Low educational levels predict an increased risk of developing or dying from heart disease and stroke according to a research published this week in the European Heart Journal, with the researchers further showing low income and work stress contribute to the link.
For the study, researchers analysed data from 1,638,270 Danish residents aged 30 to 59 years in 2000, without cardiovascular disease (CVD) or diabetes at baseline, as well as 41,944 people who had been diagnosed already with cardiometabolic disease. Participants were followed-up until the end of 2014.
The authors reported that among men with low education, the hazard ratio (HR) for CVD was 1.62 (95% CI 1.58-1.66) before and 1.46 (95% CI 1.42-1.50) after adjustment for income and job strain (25% reduction). For women, estimated HRs were 1.66 (95% CI 1.61-1.72) and 1.53 (95% CI 1.47-1.58) (21% reduction). Among those with diagnosed cardiometabolic disease, low education was linked with a higher CVD mortality risk.

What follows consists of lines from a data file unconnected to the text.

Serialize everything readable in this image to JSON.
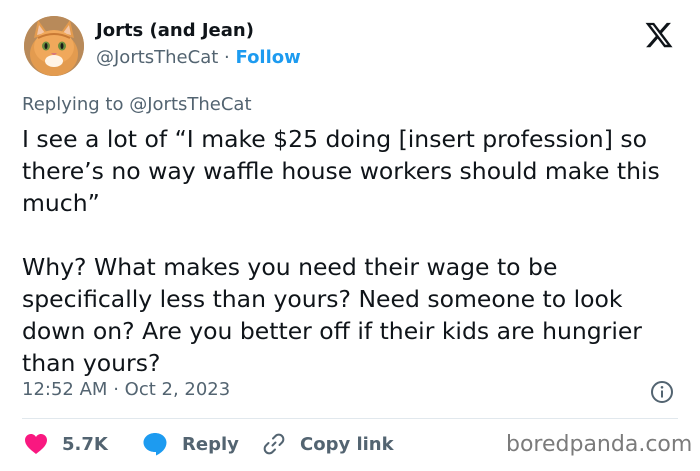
{
  "author": {
    "name": "Jorts (and Jean)",
    "handle": "@JortsTheCat",
    "separator": "·",
    "follow_label": "Follow",
    "avatar_icon": "orange-cat-avatar"
  },
  "header": {
    "logo_icon": "x-logo-icon"
  },
  "reply_context": {
    "prefix": "Replying to",
    "handle": "@JortsTheCat"
  },
  "tweet": {
    "text": "I see a lot of “I make $25 doing [insert profession] so there’s no way waffle house workers should make this much”\n\nWhy? What makes you need their wage to be specifically less than yours? Need someone to look down on? Are you better off if their kids are hungrier than yours?",
    "time": "12:52 AM",
    "date_separator": "·",
    "date": "Oct 2, 2023"
  },
  "actions": {
    "like_count": "5.7K",
    "reply_label": "Reply",
    "copy_link_label": "Copy link"
  },
  "watermark": "boredpanda.com",
  "colors": {
    "like": "#f91880",
    "reply": "#1d9bf0",
    "follow": "#1d9bf0",
    "secondary_text": "#536471"
  }
}
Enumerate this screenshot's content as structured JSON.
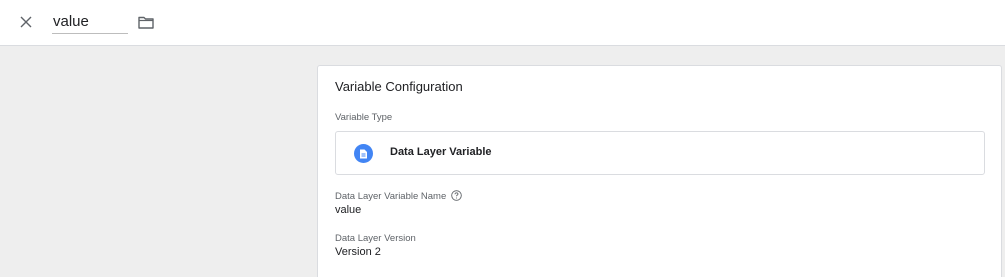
{
  "header": {
    "close_icon": "close-icon",
    "name_value": "value",
    "folder_icon": "folder-icon"
  },
  "config": {
    "title": "Variable Configuration",
    "type_label": "Variable Type",
    "type_value": "Data Layer Variable",
    "type_icon": "document-icon",
    "type_icon_color": "#4285f4",
    "name_label": "Data Layer Variable Name",
    "help_icon": "help-icon",
    "name_value": "value",
    "version_label": "Data Layer Version",
    "version_value": "Version 2"
  }
}
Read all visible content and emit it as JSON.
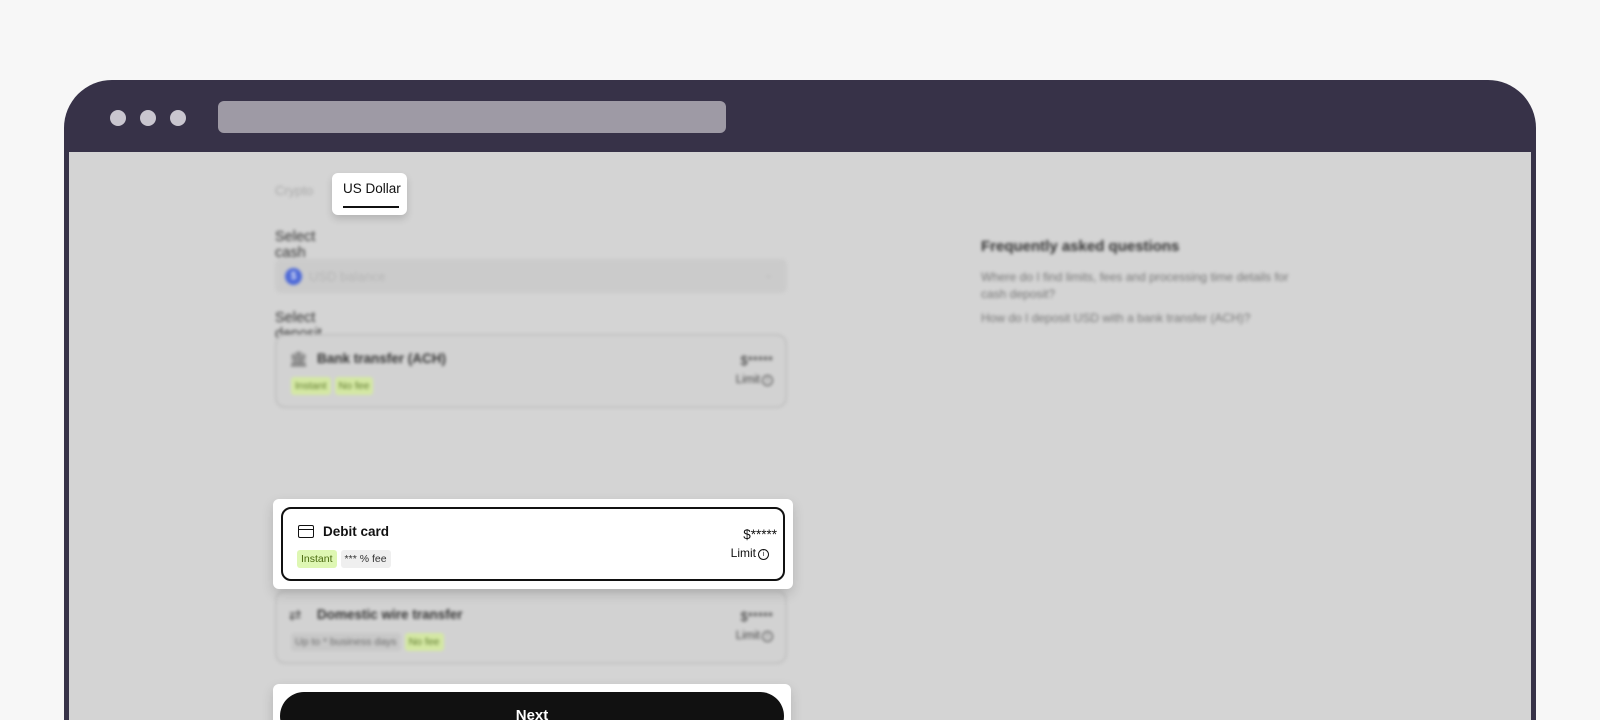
{
  "tabs": {
    "crypto": "Crypto",
    "usd": "US Dollar"
  },
  "cash": {
    "label": "Select cash",
    "currency_symbol": "$",
    "placeholder": "USD balance"
  },
  "deposit": {
    "label": "Select deposit method",
    "methods": [
      {
        "title": "Bank transfer (ACH)",
        "tags": [
          "Instant",
          "No fee"
        ],
        "amount": "$*****",
        "limit": "Limit"
      },
      {
        "title": "Debit card",
        "tags": [
          "Instant",
          "*** % fee"
        ],
        "amount": "$*****",
        "limit": "Limit"
      },
      {
        "title": "Domestic wire transfer",
        "tags": [
          "Up to * business days",
          "No fee"
        ],
        "amount": "$*****",
        "limit": "Limit"
      }
    ]
  },
  "faq": {
    "title": "Frequently asked questions",
    "items": [
      "Where do I find limits, fees and processing time details for cash deposit?",
      "How do I deposit USD with a bank transfer (ACH)?"
    ]
  },
  "next_label": "Next",
  "colors": {
    "frame": "#373248",
    "accent": "#111111",
    "green_tag": "#def7b3"
  }
}
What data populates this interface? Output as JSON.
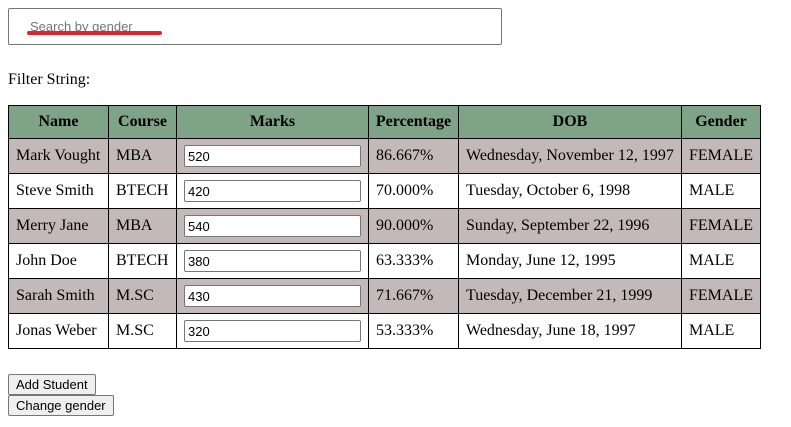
{
  "search": {
    "placeholder": "Search by gender",
    "value": ""
  },
  "filter": {
    "label": "Filter String:"
  },
  "table": {
    "headers": [
      "Name",
      "Course",
      "Marks",
      "Percentage",
      "DOB",
      "Gender"
    ],
    "rows": [
      {
        "name": "Mark Vought",
        "course": "MBA",
        "marks": "520",
        "percentage": "86.667%",
        "dob": "Wednesday, November 12, 1997",
        "gender": "FEMALE"
      },
      {
        "name": "Steve Smith",
        "course": "BTECH",
        "marks": "420",
        "percentage": "70.000%",
        "dob": "Tuesday, October 6, 1998",
        "gender": "MALE"
      },
      {
        "name": "Merry Jane",
        "course": "MBA",
        "marks": "540",
        "percentage": "90.000%",
        "dob": "Sunday, September 22, 1996",
        "gender": "FEMALE"
      },
      {
        "name": "John Doe",
        "course": "BTECH",
        "marks": "380",
        "percentage": "63.333%",
        "dob": "Monday, June 12, 1995",
        "gender": "MALE"
      },
      {
        "name": "Sarah Smith",
        "course": "M.SC",
        "marks": "430",
        "percentage": "71.667%",
        "dob": "Tuesday, December 21, 1999",
        "gender": "FEMALE"
      },
      {
        "name": "Jonas Weber",
        "course": "M.SC",
        "marks": "320",
        "percentage": "53.333%",
        "dob": "Wednesday, June 18, 1997",
        "gender": "MALE"
      }
    ]
  },
  "buttons": {
    "add_student": "Add Student",
    "change_gender": "Change gender"
  },
  "colors": {
    "header_bg": "#7ea386",
    "female_row_bg": "#c4b9b9",
    "annotation_underline": "#e8202a"
  }
}
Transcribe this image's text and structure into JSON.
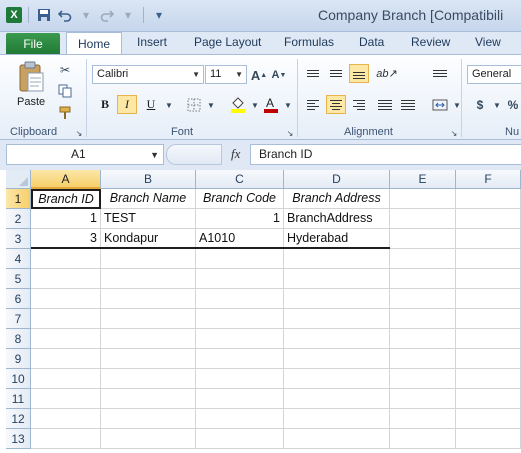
{
  "window": {
    "title": "Company Branch  [Compatibili",
    "qat": {
      "app_icon": "X",
      "save_icon": "save-icon",
      "undo_icon": "undo-icon",
      "redo_icon": "redo-icon",
      "customize_icon": "customize-qat-icon"
    }
  },
  "tabs": [
    "File",
    "Home",
    "Insert",
    "Page Layout",
    "Formulas",
    "Data",
    "Review",
    "View"
  ],
  "ribbon": {
    "clipboard": {
      "paste_label": "Paste",
      "group_label": "Clipboard"
    },
    "font": {
      "font_name": "Calibri",
      "font_size": "11",
      "bold": "B",
      "italic": "I",
      "underline": "U",
      "group_label": "Font",
      "font_color": "#c00000",
      "fill_color": "#ffff00"
    },
    "alignment": {
      "group_label": "Alignment"
    },
    "number": {
      "format": "General",
      "currency": "$",
      "percent": "%",
      "group_label": "Nu"
    }
  },
  "formula_bar": {
    "name_box": "A1",
    "fx": "fx",
    "formula": "Branch ID"
  },
  "grid": {
    "columns": [
      "A",
      "B",
      "C",
      "D",
      "E",
      "F"
    ],
    "rows": [
      "1",
      "2",
      "3",
      "4",
      "5",
      "6",
      "7",
      "8",
      "9",
      "10",
      "11",
      "12",
      "13"
    ],
    "cells": {
      "A1": "Branch ID",
      "B1": "Branch Name",
      "C1": "Branch Code",
      "D1": "Branch Address",
      "A2": "1",
      "B2": "TEST",
      "C2": "1",
      "D2": "BranchAddress",
      "A3": "3",
      "B3": "Kondapur",
      "C3": "A1010",
      "D3": "Hyderabad"
    }
  }
}
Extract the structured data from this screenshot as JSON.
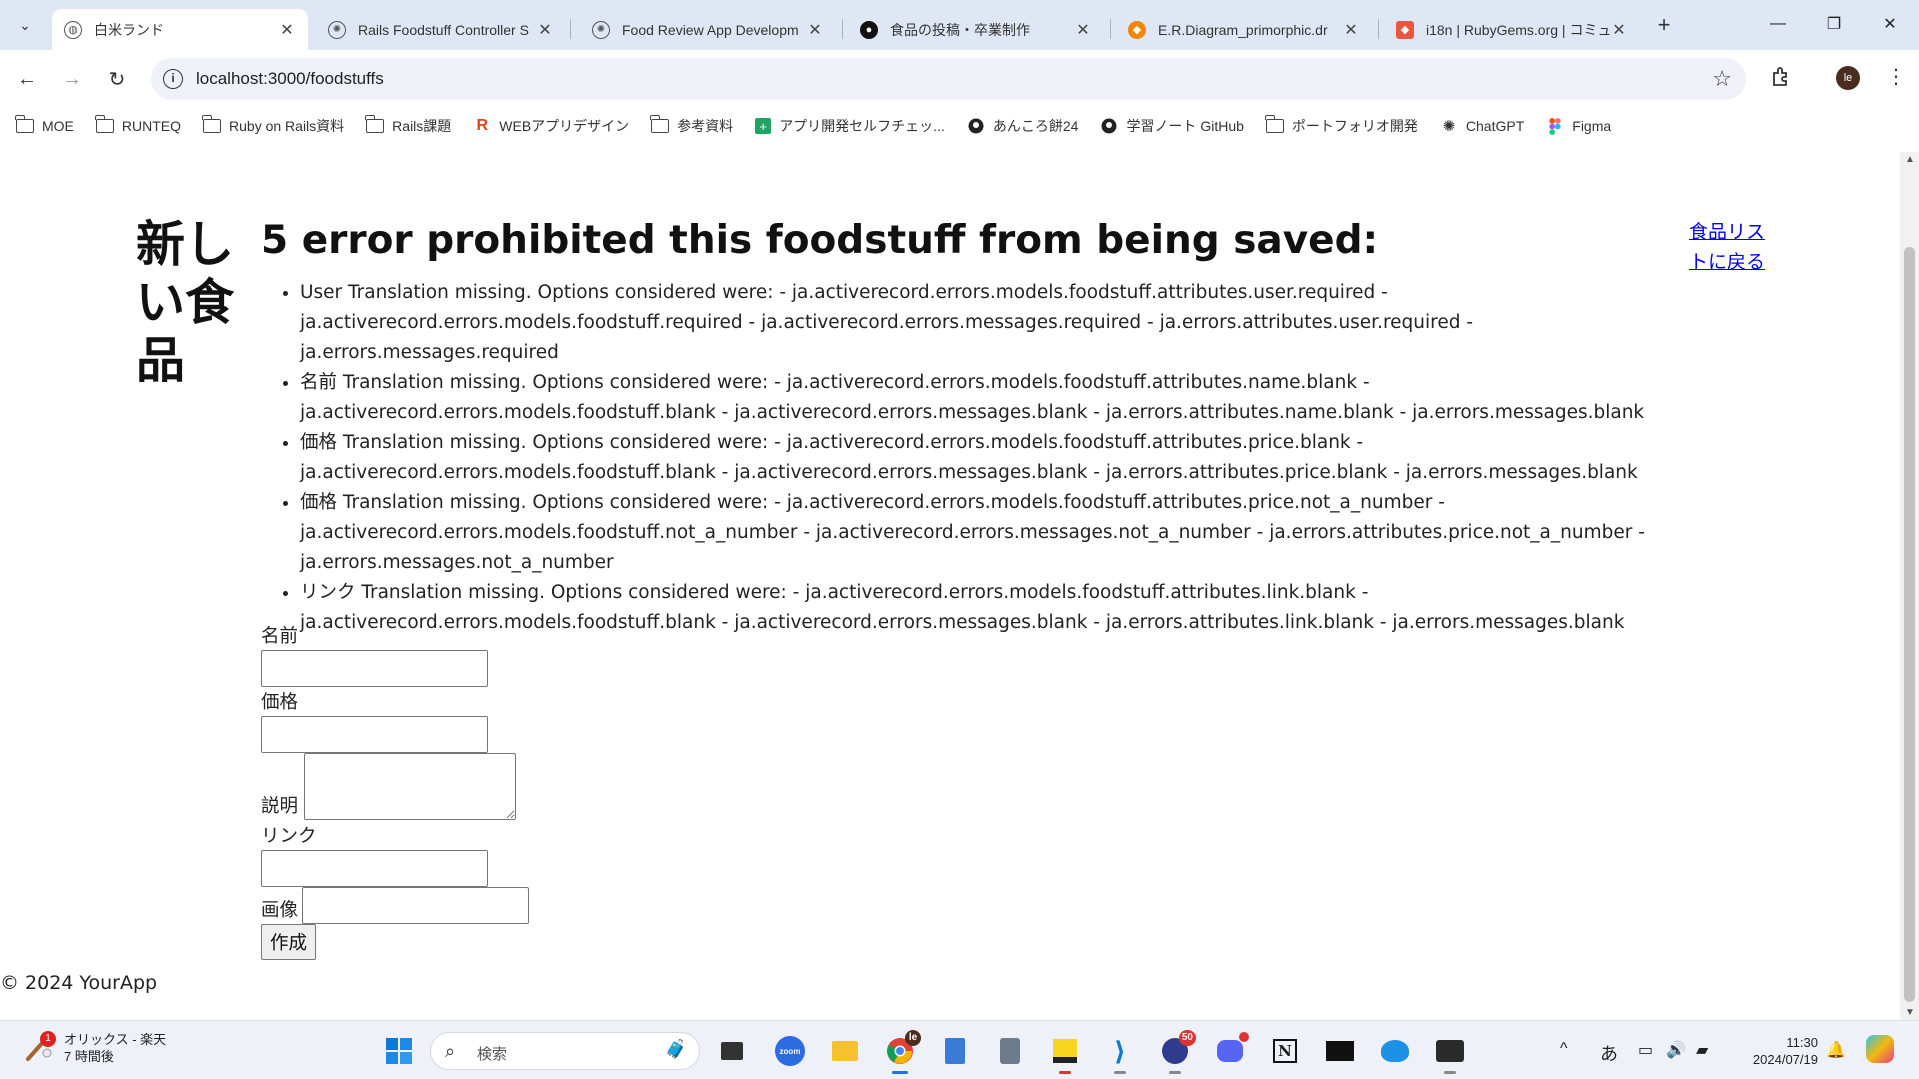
{
  "browser": {
    "tabs": [
      {
        "title": "白米ランド",
        "active": true,
        "favicon": "globe-icon"
      },
      {
        "title": "Rails Foodstuff Controller S",
        "active": false,
        "favicon": "openai-icon"
      },
      {
        "title": "Food Review App Developm",
        "active": false,
        "favicon": "openai-icon"
      },
      {
        "title": "食品の投稿・卒業制作",
        "active": false,
        "favicon": "github-icon"
      },
      {
        "title": "E.R.Diagram_primorphic.dr",
        "active": false,
        "favicon": "drawio-icon"
      },
      {
        "title": "i18n | RubyGems.org | コミュ",
        "active": false,
        "favicon": "rubygems-icon"
      }
    ],
    "url": "localhost:3000/foodstuffs",
    "profile_initials": "le",
    "bookmarks": [
      {
        "label": "MOE",
        "icon": "folder-icon"
      },
      {
        "label": "RUNTEQ",
        "icon": "folder-icon"
      },
      {
        "label": "Ruby on Rails資料",
        "icon": "folder-icon"
      },
      {
        "label": "Rails課題",
        "icon": "folder-icon"
      },
      {
        "label": "WEBアプリデザイン",
        "icon": "r-logo-icon"
      },
      {
        "label": "参考資料",
        "icon": "folder-icon"
      },
      {
        "label": "アプリ開発セルフチェッ...",
        "icon": "sheets-icon"
      },
      {
        "label": "あんころ餅24",
        "icon": "github-icon"
      },
      {
        "label": "学習ノート GitHub",
        "icon": "github-icon"
      },
      {
        "label": "ポートフォリオ開発",
        "icon": "folder-icon"
      },
      {
        "label": "ChatGPT",
        "icon": "openai-icon"
      },
      {
        "label": "Figma",
        "icon": "figma-icon"
      }
    ]
  },
  "page": {
    "heading": "新しい食品",
    "error_title": "5 error prohibited this foodstuff from being saved:",
    "errors": [
      "User Translation missing. Options considered were: - ja.activerecord.errors.models.foodstuff.attributes.user.required - ja.activerecord.errors.models.foodstuff.required - ja.activerecord.errors.messages.required - ja.errors.attributes.user.required - ja.errors.messages.required",
      "名前 Translation missing. Options considered were: - ja.activerecord.errors.models.foodstuff.attributes.name.blank - ja.activerecord.errors.models.foodstuff.blank - ja.activerecord.errors.messages.blank - ja.errors.attributes.name.blank - ja.errors.messages.blank",
      "価格 Translation missing. Options considered were: - ja.activerecord.errors.models.foodstuff.attributes.price.blank - ja.activerecord.errors.models.foodstuff.blank - ja.activerecord.errors.messages.blank - ja.errors.attributes.price.blank - ja.errors.messages.blank",
      "価格 Translation missing. Options considered were: - ja.activerecord.errors.models.foodstuff.attributes.price.not_a_number - ja.activerecord.errors.models.foodstuff.not_a_number - ja.activerecord.errors.messages.not_a_number - ja.errors.attributes.price.not_a_number - ja.errors.messages.not_a_number",
      "リンク Translation missing. Options considered were: - ja.activerecord.errors.models.foodstuff.attributes.link.blank - ja.activerecord.errors.models.foodstuff.blank - ja.activerecord.errors.messages.blank - ja.errors.attributes.link.blank - ja.errors.messages.blank"
    ],
    "back_link": "食品リストに戻る",
    "form": {
      "name_label": "名前",
      "name_value": "",
      "price_label": "価格",
      "price_value": "",
      "description_label": "説明",
      "description_value": "",
      "link_label": "リンク",
      "link_value": "",
      "image_label": "画像",
      "image_value": "",
      "submit_label": "作成"
    },
    "footer": "© 2024 YourApp"
  },
  "taskbar": {
    "weather_title": "オリックス - 楽天",
    "weather_sub": "7 時間後",
    "weather_badge": "1",
    "search_placeholder": "検索",
    "chrome_badge": "le",
    "notif_badge": "50",
    "ime": "あ",
    "time": "11:30",
    "date": "2024/07/19"
  }
}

“Our interpretation of these findings is that low income and high job strain may play a role in how low educational level affects the risk of developing or dying from cardiovascular disease, but that also a considerable part of this association is independent of income and job strain,” said author Dr Elisabeth Framke.